Recent studies have revealed that tissue macrophages are derived from yolk sac precursors or fetal liver monocytes, in addition to bone marrow monocytes. The relative contribution of these cells to the tissue macrophage pool is not fully understood, but embryo-derived cells are supposed to be more important because of their capacity to self-renew. Here, we show the presence of adult bone marrow-derived macrophages that retain self-renewing capacity. The self-renewing macrophages were readily obtained by long-term culture of mouse bone marrow cells with macrophage colony-stimulating factor (M-CSF), a key cytokine for macrophage development. They were non-tumorigenic and proliferated in the presence of M-CSF in unlimited numbers. Despite several differences from non-proliferating macrophages, they retained many features of cells of the monocytic lineage, including the differentiation into dendritic cells or osteoclasts. Among the transcription factors involved in the self-renewal of embryonic stem cells, Krüppel-like factor 2 (KLF2) was strongly upregulated upon M-CSF stimulation in the self-renewing macrophages, which was accompanied by the downregulation of MafB, a transcription factor that suppresses KLF2 expression.

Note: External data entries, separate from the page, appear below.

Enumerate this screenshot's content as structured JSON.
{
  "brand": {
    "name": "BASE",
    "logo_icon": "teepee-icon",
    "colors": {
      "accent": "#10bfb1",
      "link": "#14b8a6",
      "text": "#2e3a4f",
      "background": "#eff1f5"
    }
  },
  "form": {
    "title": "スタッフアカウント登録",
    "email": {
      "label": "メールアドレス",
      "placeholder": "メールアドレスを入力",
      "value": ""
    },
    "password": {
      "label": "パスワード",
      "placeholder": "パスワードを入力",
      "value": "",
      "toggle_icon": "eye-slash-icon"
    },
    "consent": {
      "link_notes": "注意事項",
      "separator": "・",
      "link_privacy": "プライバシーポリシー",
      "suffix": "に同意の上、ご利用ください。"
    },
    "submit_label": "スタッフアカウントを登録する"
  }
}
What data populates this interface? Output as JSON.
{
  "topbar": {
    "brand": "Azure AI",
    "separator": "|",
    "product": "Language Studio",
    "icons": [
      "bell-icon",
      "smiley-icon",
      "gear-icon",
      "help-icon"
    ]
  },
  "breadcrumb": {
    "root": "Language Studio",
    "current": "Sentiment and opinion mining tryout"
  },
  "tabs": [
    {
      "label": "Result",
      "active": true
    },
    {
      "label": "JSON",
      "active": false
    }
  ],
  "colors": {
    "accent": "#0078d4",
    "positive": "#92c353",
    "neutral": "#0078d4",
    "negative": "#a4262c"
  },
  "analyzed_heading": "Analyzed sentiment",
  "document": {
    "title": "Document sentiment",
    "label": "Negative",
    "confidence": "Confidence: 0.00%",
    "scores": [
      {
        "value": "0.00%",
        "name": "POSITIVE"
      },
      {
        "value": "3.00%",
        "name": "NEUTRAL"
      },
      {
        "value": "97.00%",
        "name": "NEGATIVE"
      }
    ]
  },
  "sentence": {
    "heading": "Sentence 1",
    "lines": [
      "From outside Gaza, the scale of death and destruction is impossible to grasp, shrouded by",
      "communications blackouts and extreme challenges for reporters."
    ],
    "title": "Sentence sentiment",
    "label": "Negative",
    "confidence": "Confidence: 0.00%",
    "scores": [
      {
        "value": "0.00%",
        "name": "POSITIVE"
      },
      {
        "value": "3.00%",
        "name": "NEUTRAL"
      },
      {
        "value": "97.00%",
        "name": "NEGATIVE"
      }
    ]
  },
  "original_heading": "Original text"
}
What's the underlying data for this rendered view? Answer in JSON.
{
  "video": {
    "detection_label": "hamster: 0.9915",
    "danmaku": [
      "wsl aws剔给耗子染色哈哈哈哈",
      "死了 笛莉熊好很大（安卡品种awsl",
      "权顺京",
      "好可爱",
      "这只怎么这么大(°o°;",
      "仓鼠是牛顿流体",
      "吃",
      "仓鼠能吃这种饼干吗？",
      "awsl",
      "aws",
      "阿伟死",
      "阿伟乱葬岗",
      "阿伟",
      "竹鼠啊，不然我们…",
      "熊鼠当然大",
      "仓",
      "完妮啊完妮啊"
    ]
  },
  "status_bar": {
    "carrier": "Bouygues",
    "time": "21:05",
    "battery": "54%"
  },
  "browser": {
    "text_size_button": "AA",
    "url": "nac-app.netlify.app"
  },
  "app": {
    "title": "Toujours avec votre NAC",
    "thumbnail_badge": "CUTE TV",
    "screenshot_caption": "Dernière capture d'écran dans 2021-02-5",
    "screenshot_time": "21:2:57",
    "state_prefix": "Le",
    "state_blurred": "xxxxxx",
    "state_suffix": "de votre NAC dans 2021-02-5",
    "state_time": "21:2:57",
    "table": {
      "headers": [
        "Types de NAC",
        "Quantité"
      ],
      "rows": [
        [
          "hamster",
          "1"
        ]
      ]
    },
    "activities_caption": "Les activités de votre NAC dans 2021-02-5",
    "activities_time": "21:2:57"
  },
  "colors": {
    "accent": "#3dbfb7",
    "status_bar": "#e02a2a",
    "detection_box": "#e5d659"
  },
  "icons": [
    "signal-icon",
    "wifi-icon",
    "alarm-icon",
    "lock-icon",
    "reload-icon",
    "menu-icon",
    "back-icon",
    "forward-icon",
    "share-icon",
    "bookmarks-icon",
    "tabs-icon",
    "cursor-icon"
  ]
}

Indeed, knockdown of KLF2 led to cell cycle arrest and diminished cell proliferation in the self-renewing macrophages. Our new cell model would be useful to unravel differences in phenotype, function, and molecular mechanism of proliferation among self-renewing macrophages with different origins.
Keywords: Cell growth; Innate immune cells.
© The Author(s) 2020.